--- INFORMATION PROVIDED ---

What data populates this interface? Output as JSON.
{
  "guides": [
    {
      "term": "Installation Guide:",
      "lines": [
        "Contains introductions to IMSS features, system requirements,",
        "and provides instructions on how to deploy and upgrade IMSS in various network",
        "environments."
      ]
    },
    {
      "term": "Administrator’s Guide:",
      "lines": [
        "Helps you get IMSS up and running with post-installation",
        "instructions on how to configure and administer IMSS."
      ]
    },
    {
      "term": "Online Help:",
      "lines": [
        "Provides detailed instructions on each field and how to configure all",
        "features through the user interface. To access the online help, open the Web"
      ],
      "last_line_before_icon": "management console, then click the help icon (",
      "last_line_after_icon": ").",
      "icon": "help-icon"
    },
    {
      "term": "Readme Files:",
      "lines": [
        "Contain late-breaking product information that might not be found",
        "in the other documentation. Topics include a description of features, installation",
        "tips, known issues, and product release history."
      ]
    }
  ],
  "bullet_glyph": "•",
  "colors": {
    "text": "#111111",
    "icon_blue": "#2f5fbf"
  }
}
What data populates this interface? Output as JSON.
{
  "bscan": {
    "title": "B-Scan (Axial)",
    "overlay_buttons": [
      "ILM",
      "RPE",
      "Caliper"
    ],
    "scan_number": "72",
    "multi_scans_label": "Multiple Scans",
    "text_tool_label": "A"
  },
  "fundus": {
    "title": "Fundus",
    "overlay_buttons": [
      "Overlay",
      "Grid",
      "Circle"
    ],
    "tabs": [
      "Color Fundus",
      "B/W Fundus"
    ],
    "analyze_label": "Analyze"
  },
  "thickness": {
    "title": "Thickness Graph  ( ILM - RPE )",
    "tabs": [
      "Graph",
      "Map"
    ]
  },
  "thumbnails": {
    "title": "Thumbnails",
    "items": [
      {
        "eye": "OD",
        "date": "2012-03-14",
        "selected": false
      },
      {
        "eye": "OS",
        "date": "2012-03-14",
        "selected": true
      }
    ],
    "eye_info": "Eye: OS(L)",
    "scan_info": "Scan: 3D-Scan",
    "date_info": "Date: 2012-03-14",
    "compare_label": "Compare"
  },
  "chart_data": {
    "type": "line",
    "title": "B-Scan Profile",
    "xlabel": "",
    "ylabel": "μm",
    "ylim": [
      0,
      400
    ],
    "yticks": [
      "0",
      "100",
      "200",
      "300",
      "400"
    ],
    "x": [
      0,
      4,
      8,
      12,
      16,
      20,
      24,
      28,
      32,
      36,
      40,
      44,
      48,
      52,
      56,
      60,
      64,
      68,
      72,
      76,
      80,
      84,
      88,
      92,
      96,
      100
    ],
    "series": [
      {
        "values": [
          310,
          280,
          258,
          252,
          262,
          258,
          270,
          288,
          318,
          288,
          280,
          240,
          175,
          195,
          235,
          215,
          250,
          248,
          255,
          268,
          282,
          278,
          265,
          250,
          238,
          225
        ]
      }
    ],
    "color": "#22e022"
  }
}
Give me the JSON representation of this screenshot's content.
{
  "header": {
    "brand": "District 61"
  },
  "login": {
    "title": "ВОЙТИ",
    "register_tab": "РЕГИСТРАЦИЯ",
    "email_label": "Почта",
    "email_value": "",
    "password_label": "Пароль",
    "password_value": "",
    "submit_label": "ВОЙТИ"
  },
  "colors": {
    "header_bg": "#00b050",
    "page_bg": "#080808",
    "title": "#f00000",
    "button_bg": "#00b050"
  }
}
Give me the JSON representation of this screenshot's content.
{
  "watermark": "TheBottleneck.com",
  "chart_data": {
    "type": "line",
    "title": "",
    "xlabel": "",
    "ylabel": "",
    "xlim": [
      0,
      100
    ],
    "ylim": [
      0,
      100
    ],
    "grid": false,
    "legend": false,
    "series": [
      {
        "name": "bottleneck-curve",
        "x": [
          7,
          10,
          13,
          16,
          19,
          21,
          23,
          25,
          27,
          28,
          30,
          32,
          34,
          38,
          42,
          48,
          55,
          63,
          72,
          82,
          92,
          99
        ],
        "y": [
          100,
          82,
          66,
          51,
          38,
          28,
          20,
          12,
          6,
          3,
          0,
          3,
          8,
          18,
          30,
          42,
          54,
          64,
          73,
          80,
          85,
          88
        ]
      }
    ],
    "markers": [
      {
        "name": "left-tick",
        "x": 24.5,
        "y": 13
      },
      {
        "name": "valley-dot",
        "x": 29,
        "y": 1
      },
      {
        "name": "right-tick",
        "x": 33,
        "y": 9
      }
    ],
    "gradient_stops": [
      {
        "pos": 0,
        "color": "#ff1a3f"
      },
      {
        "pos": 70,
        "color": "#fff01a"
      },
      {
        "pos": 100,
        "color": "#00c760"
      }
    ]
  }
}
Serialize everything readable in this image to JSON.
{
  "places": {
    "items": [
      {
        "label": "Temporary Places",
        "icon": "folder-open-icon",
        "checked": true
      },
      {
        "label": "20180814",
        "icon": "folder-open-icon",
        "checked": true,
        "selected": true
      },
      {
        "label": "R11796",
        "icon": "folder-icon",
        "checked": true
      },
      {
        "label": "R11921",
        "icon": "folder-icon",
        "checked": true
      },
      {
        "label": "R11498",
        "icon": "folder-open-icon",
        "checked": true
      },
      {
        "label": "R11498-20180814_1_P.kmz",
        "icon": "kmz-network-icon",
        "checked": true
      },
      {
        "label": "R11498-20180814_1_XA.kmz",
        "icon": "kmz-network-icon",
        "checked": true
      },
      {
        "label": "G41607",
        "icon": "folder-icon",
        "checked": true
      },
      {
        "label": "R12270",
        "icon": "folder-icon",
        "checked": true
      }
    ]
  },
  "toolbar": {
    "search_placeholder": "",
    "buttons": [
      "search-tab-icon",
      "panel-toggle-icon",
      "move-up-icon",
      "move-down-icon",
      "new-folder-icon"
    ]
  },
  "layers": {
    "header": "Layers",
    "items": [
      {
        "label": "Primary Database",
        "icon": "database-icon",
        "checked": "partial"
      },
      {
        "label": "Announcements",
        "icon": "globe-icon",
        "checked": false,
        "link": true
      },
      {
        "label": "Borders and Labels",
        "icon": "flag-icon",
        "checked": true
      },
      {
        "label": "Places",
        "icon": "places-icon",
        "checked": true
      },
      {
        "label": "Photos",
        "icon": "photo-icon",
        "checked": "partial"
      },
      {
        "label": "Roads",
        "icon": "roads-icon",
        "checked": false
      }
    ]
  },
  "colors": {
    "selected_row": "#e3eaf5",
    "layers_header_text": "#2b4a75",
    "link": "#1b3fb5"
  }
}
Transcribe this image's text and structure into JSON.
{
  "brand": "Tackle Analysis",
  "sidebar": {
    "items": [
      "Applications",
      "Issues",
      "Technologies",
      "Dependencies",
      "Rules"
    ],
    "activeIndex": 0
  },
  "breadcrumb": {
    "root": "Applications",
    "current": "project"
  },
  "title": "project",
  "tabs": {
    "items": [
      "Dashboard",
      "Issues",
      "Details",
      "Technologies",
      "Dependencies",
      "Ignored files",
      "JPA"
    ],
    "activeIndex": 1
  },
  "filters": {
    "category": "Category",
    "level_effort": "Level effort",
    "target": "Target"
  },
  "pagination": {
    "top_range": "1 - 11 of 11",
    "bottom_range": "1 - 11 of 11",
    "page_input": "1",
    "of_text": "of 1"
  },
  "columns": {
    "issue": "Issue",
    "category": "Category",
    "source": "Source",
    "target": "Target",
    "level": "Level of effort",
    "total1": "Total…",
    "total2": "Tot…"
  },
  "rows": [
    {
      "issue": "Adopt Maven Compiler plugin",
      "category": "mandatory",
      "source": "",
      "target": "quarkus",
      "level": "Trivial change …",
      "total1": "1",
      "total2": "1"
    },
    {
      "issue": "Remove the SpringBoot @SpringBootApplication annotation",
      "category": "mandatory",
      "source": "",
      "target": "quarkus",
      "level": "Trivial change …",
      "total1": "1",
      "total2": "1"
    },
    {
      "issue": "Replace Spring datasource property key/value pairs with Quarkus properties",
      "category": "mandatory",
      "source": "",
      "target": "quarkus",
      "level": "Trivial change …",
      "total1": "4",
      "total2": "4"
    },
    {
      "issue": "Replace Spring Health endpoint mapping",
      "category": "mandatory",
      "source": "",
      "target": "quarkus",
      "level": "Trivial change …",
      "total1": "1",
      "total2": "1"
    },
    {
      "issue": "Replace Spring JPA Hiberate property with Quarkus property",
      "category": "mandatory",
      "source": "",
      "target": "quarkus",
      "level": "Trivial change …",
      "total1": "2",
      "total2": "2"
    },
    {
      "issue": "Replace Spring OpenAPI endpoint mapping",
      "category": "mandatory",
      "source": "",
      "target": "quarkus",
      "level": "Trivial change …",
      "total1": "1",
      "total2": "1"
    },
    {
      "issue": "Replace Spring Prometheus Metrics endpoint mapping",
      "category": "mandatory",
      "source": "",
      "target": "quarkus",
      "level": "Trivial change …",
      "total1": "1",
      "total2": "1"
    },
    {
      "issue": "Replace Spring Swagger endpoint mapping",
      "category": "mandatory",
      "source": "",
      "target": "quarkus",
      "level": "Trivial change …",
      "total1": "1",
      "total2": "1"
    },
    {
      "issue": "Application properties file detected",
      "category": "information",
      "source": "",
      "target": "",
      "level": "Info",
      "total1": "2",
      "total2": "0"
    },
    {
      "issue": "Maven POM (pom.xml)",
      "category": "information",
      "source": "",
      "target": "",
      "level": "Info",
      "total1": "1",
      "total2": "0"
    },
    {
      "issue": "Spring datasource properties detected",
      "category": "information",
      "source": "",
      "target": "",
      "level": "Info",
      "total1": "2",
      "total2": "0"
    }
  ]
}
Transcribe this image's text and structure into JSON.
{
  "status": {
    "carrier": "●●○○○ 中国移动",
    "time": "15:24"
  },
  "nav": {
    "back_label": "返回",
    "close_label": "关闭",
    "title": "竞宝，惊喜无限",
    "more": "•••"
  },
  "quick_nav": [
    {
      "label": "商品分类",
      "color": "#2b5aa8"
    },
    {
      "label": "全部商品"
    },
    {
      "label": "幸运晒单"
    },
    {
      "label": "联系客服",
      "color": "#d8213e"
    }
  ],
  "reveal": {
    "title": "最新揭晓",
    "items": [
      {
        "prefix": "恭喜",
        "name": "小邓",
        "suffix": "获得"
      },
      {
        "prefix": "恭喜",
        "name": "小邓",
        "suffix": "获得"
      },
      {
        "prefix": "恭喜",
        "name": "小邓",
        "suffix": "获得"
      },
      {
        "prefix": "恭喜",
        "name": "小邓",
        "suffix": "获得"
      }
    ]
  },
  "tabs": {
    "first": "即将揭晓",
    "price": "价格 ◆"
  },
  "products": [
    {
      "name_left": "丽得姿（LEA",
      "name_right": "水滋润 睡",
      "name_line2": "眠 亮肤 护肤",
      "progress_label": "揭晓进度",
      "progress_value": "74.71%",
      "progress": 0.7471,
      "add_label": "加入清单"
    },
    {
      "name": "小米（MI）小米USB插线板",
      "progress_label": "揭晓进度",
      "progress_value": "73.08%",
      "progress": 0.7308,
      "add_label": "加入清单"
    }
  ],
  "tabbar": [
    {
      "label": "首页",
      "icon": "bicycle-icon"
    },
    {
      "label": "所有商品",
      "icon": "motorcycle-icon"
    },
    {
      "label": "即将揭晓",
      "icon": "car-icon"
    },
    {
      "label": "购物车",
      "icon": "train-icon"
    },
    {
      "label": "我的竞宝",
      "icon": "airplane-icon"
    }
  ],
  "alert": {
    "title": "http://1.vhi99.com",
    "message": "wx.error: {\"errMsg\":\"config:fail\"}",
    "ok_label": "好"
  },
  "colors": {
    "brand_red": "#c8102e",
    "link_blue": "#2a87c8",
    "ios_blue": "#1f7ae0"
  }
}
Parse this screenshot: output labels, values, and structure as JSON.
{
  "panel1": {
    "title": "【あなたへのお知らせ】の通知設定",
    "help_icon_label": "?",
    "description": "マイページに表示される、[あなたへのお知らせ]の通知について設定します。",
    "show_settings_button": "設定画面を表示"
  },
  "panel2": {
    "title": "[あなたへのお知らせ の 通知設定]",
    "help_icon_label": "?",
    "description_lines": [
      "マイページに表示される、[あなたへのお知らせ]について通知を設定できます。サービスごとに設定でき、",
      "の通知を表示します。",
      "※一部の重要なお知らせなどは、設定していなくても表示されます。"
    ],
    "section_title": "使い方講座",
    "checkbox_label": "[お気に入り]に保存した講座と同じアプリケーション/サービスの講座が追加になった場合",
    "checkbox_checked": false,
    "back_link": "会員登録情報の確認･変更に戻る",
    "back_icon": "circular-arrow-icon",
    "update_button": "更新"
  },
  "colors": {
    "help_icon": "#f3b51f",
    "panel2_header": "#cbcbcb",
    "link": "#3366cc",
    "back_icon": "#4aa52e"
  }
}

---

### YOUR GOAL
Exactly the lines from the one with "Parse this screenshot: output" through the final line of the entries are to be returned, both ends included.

### ANSWER SPACE
Parse this screenshot: output labels, values, and structure as JSON.
{
  "panel1": {
    "title": "【あなたへのお知らせ】の通知設定",
    "help_icon_label": "?",
    "description": "マイページに表示される、[あなたへのお知らせ]の通知について設定します。",
    "show_settings_button": "設定画面を表示"
  },
  "panel2": {
    "title": "[あなたへのお知らせ の 通知設定]",
    "help_icon_label": "?",
    "description_lines": [
      "マイページに表示される、[あなたへのお知らせ]について通知を設定できます。サービスごとに設定でき、",
      "の通知を表示します。",
      "※一部の重要なお知らせなどは、設定していなくても表示されます。"
    ],
    "section_title": "使い方講座",
    "checkbox_label": "[お気に入り]に保存した講座と同じアプリケーション/サービスの講座が追加になった場合",
    "checkbox_checked": false,
    "back_link": "会員登録情報の確認･変更に戻る",
    "back_icon": "circular-arrow-icon",
    "update_button": "更新"
  },
  "colors": {
    "help_icon": "#f3b51f",
    "panel2_header": "#cbcbcb",
    "link": "#3366cc",
    "back_icon": "#4aa52e"
  }
}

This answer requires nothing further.